While the original change is long past a possibility for challenge, there is another change that is being implemented as we speak that will result in a nightmarish increase in nighttime noise in Mission Beach. It is important to become familiar with this process, since it comes into play even now. Apparently there was no analysis, so the implementation fails in the chart below.


The chart below describes the process. As far as we can tell, none of these steps were taken. Therefore the implementation of the nighttime noise abatement agree was flawed and should never have happened.

NEPA can also be triggered if federal money is used for a project at the airport.

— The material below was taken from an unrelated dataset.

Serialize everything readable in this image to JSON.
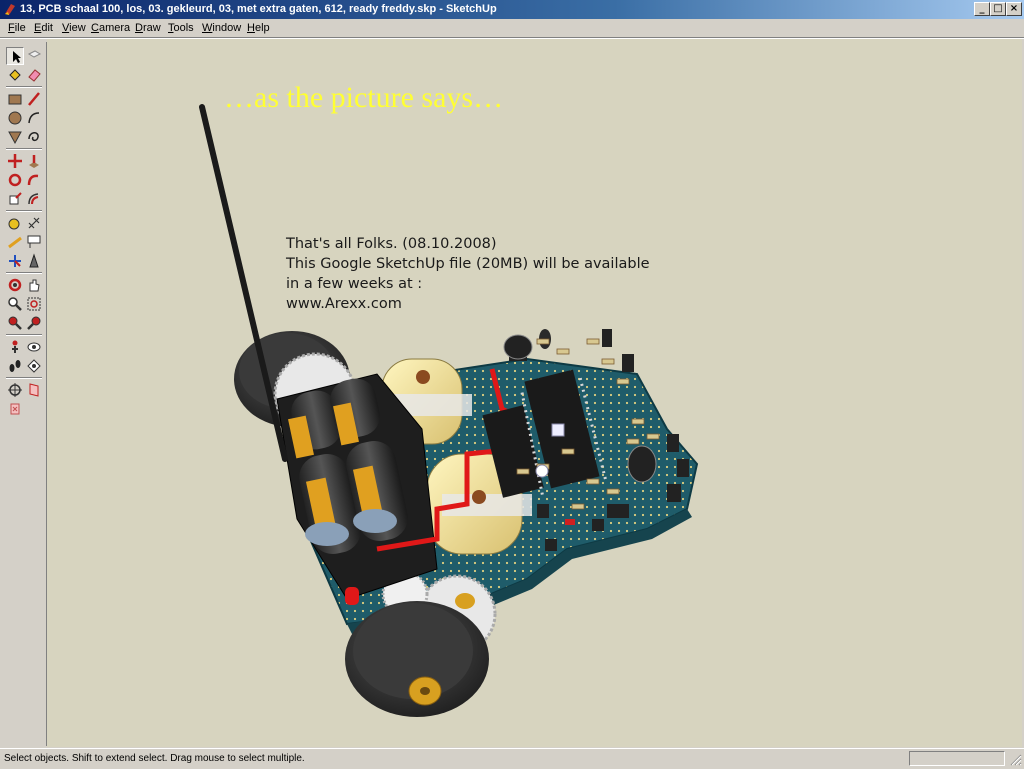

A second issue that came up is the most recent attempt by the FAA to increase nighttime noise over Mission Beach. The picture below from Google Earth shows a number of lines emanating from the most likely point where the aircraft have completed their turn towards Mission Beach. The yellow line shows the 290 degree nighttime departure vector and the blue line shows one at 295 degrees (approximately PADRZ). Clearly the yellow line is the preferred departure for those living in Mission Beach.


The chart below shows two main groupings of departures by color. The red dots are the 290 degree departure and the green dots are the PADRZ SID. If the change goes through, then all of the red dots will center on the median of the green dots. The spread for the green dots is sbustantially less than for the reds dots, meaning the the concentration will increase the noise further. Finally, the average altitude for the red dots 2,290 feet compared to 3,060 feet for the green dots. The primary reason for the difference in altitude is that the red dot aircraft have much longer distance destinations and are using larger aircraft. In conclusion, the nighttime noise levels are anticipated to increase dramatically over SMB if this change is implemented.


While at the symposium, I was told by the noise abatement manager, Ms. Sjohnna Knack, that the FAA was moving forward with this change without any significant noise assessment. Given that we in Mission Beach have no recourse (our ANAC representative is in bed with the Noise abatement office and our local councilmember has been no help), I have then begun the complaint process directly to the FAA. But, there is a time limit on complaints and I am not sure how long we have nor when the clock started.

In 2017, an ANAC Subcommittee developed a list of 22 recommendations, many that proposed procedure changes to both the NexGen SIDs and STARs. During the next two years, the Airport Authority brought in consultants to support two committees, the Technical Advisory Committee (TAC) and the Citizens Advisory Committee (CAC). The consultants found issues with virtually every recommendation.


In contrast, community representatives and other airports reported at the symposium a number of ongoing studies to develop solutions. Examples include Chicago O'Hara and John Wayne. At O'Hara, studies are ongoing to rotate runways and flight tracks to reduce putting all of the noise into one area. At John Wayne, Uniter is conducting flights tests of different departure thrust profiles from high thrust to low thrust and visa versa. When confronted by this work, the SDIA Airport Authority Noise Abatement Manager tried to claim this was only being done in Canada.


I will add a few words about the use of the 65 dB CNEL as the primary noise metric. The Congress mandated that the FAA study this issue. Accordingly the FAA reported that the work has been completed, the report written, and it is currently in review. One clue that wa mentioned was that multiple criteria must ultimately be used to address the total airspace around the airport. So for example, a different criterion might be concluded to be more appropriate for areas outside the 65 dB CNEL that may determine that the single event noise levels justify noise insulation support from the FAA.

©2019 by Mission Beach for Residents. Proudly created with Wix.com